You may have heard the news, if not, buckle up because Facebook is revolutionising its existing conversion tracking pixel and custom audience pixel!
To begin with, you may be wondering what the new and improved ‘Facebook pixel’ has to offer. Pretty much, it combines the two traditional pixels’ capabilities into one, as well as a couple of brand new features. While it’s nice to have the two pixels merged for one easy application, the features we are most excited about are the new custom conversions and audience matching capabilities.
To put it simply, the new custom audience feature allows you to create audiences based on specific pages that people have visited, when and how long for. But this is just the tip of the iceberg. This feature allows for a range of custom combinations of targeting such as people who visit one page but not another and if people haven’t been to your site in a specified amount of time.
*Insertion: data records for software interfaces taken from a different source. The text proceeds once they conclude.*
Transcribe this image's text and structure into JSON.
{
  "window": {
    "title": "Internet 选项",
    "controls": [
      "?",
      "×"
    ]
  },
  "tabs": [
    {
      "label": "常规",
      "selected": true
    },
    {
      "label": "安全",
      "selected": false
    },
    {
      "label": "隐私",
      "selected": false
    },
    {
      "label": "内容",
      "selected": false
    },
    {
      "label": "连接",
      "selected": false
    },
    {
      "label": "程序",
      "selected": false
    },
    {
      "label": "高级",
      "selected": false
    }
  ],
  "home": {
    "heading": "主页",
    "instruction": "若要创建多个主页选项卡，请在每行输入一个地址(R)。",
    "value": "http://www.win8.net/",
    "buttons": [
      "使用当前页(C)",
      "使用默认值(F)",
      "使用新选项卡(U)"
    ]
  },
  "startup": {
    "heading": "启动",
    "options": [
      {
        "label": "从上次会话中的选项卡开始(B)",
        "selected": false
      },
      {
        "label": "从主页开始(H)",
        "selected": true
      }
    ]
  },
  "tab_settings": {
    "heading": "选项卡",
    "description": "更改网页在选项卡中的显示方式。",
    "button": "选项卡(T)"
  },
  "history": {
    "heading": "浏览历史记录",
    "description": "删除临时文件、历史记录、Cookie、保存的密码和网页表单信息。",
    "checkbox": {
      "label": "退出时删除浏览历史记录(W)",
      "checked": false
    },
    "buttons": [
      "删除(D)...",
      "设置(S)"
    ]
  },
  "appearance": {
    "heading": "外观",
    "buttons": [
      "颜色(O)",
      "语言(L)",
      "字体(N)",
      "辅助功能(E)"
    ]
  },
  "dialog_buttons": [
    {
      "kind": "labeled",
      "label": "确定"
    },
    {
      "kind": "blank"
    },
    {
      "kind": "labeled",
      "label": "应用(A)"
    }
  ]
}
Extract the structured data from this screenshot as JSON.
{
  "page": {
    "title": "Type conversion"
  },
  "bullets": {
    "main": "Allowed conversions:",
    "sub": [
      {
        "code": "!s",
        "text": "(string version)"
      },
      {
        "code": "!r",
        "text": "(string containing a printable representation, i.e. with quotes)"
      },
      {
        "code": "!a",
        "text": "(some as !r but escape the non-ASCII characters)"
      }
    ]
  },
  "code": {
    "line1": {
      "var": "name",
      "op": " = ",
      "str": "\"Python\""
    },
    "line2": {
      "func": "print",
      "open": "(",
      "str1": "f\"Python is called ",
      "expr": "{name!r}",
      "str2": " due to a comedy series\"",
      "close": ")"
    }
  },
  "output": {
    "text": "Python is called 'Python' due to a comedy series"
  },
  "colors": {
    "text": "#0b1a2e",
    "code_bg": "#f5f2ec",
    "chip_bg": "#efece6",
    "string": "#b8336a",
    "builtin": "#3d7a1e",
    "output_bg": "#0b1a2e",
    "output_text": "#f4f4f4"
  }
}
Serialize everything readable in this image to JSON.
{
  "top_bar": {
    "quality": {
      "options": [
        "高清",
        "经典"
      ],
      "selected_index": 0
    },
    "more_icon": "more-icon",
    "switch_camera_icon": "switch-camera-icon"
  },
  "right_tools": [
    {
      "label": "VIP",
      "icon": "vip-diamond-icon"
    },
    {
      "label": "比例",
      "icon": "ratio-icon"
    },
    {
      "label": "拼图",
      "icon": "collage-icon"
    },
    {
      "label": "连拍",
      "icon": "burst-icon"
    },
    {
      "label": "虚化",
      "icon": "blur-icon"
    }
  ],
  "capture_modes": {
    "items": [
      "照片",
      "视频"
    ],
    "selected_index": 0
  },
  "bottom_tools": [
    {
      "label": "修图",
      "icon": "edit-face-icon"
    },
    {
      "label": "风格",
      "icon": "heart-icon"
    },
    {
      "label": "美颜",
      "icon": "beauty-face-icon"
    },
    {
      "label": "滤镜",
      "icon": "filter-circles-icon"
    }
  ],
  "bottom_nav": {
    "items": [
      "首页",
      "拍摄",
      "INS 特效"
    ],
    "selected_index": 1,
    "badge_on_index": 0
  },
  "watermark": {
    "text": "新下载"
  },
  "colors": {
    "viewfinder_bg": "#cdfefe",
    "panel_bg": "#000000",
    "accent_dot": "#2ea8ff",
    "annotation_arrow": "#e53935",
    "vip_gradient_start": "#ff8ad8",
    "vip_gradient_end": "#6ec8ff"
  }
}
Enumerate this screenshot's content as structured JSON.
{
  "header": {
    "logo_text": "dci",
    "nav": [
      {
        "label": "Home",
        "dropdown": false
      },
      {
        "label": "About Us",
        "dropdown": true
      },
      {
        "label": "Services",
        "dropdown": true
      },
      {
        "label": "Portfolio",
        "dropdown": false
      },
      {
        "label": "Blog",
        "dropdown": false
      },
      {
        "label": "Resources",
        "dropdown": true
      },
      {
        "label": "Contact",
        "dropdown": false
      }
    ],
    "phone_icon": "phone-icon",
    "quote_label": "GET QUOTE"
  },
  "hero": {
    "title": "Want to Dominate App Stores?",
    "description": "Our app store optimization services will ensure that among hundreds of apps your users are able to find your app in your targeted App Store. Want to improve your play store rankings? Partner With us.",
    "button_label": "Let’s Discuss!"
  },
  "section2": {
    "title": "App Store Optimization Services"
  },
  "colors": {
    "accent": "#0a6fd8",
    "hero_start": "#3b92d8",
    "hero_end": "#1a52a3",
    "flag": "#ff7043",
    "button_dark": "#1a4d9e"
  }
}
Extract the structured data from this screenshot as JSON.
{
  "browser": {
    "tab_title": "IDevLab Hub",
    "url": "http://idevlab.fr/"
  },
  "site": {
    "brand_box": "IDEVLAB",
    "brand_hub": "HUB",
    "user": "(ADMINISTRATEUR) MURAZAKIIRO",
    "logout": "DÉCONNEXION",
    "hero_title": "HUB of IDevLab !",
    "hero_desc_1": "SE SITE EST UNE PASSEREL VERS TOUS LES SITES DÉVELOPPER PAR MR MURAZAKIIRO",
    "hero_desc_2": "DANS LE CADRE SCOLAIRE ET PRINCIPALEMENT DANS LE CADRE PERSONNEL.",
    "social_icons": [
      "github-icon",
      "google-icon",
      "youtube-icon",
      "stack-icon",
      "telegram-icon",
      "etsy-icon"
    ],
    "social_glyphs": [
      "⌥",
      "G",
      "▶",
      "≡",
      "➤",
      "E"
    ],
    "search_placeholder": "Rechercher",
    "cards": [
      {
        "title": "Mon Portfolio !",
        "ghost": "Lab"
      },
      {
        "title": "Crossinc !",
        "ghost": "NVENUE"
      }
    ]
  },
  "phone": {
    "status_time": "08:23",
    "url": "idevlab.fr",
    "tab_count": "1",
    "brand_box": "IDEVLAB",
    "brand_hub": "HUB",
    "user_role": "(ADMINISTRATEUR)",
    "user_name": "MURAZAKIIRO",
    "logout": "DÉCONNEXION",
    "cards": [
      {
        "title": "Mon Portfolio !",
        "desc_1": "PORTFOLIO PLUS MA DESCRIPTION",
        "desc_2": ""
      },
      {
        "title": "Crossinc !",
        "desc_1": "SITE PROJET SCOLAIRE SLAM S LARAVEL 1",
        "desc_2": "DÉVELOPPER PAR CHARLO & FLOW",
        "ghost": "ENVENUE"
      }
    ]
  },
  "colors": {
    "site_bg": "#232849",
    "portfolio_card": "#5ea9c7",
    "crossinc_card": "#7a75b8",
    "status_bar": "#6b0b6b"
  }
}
An example of a scenario where this feature could be applied is if you have a new product range and would like to target existing customers who have purchased from you before, but who have not been to your site in over a month.
Similar to a custom audience, a custom conversion is created by choosing and naming a completion page, for example the page that shows up after you submit a conversion that confirms the purchase and provides the user with an order number. You can also attach a monetary value to these custom conversions, which allows you to easily evaluate if your ads are profitable. Custom conversions are perfect if you have one or a couple of conversions to track on a site. Unfortunately you can only track twenty custom conversions in total, but don’t fret, there is a solution – standard events.
One of the advanced capabilities of the new pixel is standard events, which is an extension onto custom conversions. These events do require additional code that needs to be added to a site, however it allows you to track nine different events, from adding an item to a cart to a key page view. This provides you with a higher level of data and shows you how people interact with your website after clicking on your ad.
As of the 15th of February, the traditional pixels will be disabled, meaning that you must make the transition to the new Facebook pixel prior to this date, in order to track your ad’s performance correctly. Whether you have a custom audience pixel already or are implementing your first pixel for Facebook, it is recommended that you update your pixel to the new base code and add in relevant standard event code snippets.
Once you’ve added the new Facebook Pixel’s code snippet to your website, it’s time to test it out. If this is your first time adding a Facebook pixel to your website, or you just want to ensure you have done it correctly, we suggest downloading the Facebook Pixel Helper. This allows you to test if the Facebook Pixel and the standard events you applied are tracking data correctly.
Do you want to advertise on Facebook but don’t know where to start? We’re happy to help! Shoot us an email to firstname.lastname@example.org!